Ambre Dromgoole

Post Doctoral Associate


Hailing from Nashville, TN, Ambre Dromgoole is an assistant professor of Africana religions and music in the Africana Studies & Research Center. Her work centers the composition, perception, and projections of Black sacred soundings across different social contexts, the ways that gender is (re)constituted in these spaces, and the artistic innovation that occurs outside the purview of traditionally recognized social, educational, and ecclesial institutions. She received her B.A. in Religion and Musical Studies from Oberlin College and Conservatory in 2015, her M.A. from Yale Divinity School and Institute of Sacred Music in 2017, and her PhD from Yale University in 2023. Dr. Dromgoole’s “Music City” roots reverberate throughout her work.

Her current book project is the first of its kind to document the twentieth century history of itinerant women gospel musicians as a collective, paying particular attention to their musical trainings as girls in Afro- Protestant contexts as well as their formation in the entertainment industry. It asks what the combined lived experiences, sonic performances, and working-class consciousness of missionaries turned gospel blues progenitors can reveal about Black cultural hybridity, legibility, plurality, and music education and practice. The girls and women she engages constantly find themselves negotiating the spaces where the plain-clothed culture of Black Christian respectability encounters the space of sexual and musical social risk reflected in blues culture and the economy of sex.

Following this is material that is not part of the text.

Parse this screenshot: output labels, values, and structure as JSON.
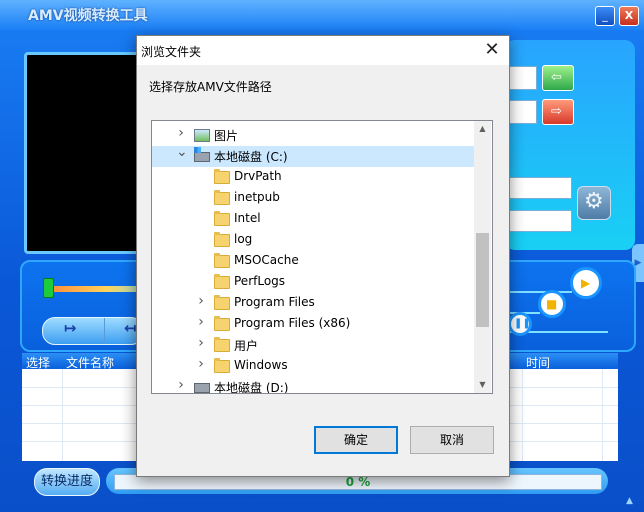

This project foregrounds the space where Africana religious studies scholarship meets that of Black feminist inquiry. In investigating the cultural production and contributions of this collective, she claims that the friendships, micro-interactions, and collaborations of an intimate circle of Black women gospel musicians offers a site of critical religious inquiry and Black feminist consideration where people can analyze the moral and intellectual possibilities signified and sustained through their intimate bonds. Research for this project has been supported by the Ford Foundation, Louisville Institute, Center for Lived Religion in the Digital Age at St. Louis University, the Crossroads Project at Princeton University, Sacred Writes at Northeastern University, and the Center for Material and Visual Cultures of Religion at Yale University.

Dr. Dromgoole is also invested in making sure her work is accountable and accessible to the communities that she is a part and that she studies. In so doing, she has been featured as an expert scholar for the PBS series Ritual and in Religion News Service. Her writings can be found in Revealer Magazine and her voice can be heard on Classical Ideas Podcast. Additionally, she has and continues to collaborate with both local and national organizations such as The United Methodist Church: Missouri Conference, Sound Diplomacy and the Center for Music Ecosystems, the National Museum of African American Music, and the Nashville Symphony.